Dr. Danielle Fuentes Morgan examines the ways in which African American comedians and cultural producers took aim at such claims through the lens of satire. In her book, Laughing to Keep from Dying: African American Satire in the Twenty First Century (University of Illinois Press, 2020), Morgan demonstrates and argues for satire’s capacity for social justice through its expression of Black interiority and individuality that troubles simplistic renderings of Black people. Morgan examines texts such as Insecure, Get Out, and comedy by Chris Rock and Dave Chapelle, to show how African American satire fulfills or stymies possibilities for liberation. In expressing Black interiority, satire not only provokes revolutionary laughter but aids in African American psychic and physical survival. During the interview we discussed the main concepts in the book, a range of satirical texts, and Dr. Morgan’s approach to teaching and writing about African American satire. Laughing to Keep from Dying probes satire’s potential for liberation and survival embedded within Black laughter, giving new meaning to the term seriously funny.
Danielle Fuentes Morgan is an Assistant Professor in the Department of English at Santa Clara University.
Reighan Gillam is an Assistant Professor in the Department of Anthropology at the University of Southern California.
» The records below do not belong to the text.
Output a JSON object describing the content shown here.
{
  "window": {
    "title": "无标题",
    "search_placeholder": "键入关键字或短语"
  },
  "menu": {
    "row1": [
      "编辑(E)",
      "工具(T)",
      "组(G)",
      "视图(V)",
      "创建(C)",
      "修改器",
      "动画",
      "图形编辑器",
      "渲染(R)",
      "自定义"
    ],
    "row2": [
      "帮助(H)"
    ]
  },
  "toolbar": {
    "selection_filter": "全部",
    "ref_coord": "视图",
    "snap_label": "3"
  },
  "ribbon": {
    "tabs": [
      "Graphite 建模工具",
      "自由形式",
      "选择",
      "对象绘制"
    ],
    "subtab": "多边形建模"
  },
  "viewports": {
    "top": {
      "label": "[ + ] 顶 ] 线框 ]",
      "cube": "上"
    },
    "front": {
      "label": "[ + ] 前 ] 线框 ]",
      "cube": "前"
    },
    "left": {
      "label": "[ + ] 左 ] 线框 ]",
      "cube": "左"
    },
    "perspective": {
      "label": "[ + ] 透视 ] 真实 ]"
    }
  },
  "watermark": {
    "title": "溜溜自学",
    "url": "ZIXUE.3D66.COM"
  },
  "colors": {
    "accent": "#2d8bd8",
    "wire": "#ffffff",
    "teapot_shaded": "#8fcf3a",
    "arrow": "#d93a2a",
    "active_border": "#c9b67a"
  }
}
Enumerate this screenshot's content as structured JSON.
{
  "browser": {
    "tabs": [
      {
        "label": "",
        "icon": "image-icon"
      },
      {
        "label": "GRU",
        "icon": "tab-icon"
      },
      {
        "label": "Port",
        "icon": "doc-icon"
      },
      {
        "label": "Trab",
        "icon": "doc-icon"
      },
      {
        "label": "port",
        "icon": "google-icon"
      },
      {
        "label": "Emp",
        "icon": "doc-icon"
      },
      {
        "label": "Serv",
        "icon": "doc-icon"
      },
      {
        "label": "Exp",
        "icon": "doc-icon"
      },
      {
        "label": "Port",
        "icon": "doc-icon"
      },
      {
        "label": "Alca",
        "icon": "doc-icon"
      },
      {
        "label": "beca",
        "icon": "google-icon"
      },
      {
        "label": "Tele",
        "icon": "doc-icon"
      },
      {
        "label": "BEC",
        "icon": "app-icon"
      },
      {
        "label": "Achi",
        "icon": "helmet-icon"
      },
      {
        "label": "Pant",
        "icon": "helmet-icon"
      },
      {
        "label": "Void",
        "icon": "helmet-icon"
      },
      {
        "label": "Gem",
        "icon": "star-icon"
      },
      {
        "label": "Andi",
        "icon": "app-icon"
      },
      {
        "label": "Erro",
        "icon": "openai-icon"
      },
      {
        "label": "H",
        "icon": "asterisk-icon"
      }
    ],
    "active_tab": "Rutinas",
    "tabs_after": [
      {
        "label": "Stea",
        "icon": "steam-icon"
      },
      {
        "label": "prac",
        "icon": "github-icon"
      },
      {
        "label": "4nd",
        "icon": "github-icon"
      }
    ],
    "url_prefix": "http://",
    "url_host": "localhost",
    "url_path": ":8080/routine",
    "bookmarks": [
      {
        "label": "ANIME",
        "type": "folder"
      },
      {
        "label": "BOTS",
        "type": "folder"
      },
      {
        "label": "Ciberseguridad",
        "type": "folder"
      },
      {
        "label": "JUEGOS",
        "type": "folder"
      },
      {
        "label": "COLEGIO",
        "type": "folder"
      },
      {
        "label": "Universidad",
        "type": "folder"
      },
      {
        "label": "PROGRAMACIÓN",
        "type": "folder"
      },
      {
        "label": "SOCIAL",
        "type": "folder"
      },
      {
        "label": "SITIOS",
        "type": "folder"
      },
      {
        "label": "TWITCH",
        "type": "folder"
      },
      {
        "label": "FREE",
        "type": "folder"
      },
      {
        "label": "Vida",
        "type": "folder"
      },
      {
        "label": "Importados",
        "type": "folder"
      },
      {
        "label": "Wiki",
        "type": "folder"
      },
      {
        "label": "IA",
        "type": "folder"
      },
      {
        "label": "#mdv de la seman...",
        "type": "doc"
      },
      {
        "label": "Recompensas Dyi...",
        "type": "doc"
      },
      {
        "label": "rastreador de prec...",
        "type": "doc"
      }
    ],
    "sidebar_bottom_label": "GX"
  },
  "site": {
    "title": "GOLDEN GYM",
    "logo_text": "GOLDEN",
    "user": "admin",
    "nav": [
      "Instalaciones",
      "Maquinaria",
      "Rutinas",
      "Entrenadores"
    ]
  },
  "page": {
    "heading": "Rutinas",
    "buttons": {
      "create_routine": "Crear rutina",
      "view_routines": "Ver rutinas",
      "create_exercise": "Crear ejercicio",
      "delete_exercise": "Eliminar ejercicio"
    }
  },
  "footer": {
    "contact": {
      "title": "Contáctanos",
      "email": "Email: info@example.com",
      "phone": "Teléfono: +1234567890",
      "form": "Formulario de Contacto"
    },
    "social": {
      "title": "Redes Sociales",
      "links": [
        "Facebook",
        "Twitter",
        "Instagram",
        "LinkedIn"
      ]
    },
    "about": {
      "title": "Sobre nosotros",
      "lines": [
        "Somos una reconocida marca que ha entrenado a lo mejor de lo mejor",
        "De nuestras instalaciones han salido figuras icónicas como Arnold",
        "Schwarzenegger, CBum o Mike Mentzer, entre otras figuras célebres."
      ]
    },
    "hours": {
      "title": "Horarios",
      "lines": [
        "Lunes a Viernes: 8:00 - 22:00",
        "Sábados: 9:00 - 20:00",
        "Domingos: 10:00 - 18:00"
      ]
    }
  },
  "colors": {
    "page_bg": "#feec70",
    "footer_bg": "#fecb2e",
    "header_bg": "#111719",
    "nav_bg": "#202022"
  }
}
Reighan Gillam is an Assistant Professor in the Department of Anthropology at the University of Southern California. Her research examines the ways in which Afro-Brazilian media producers foment anti-racist visual politics through their image creations.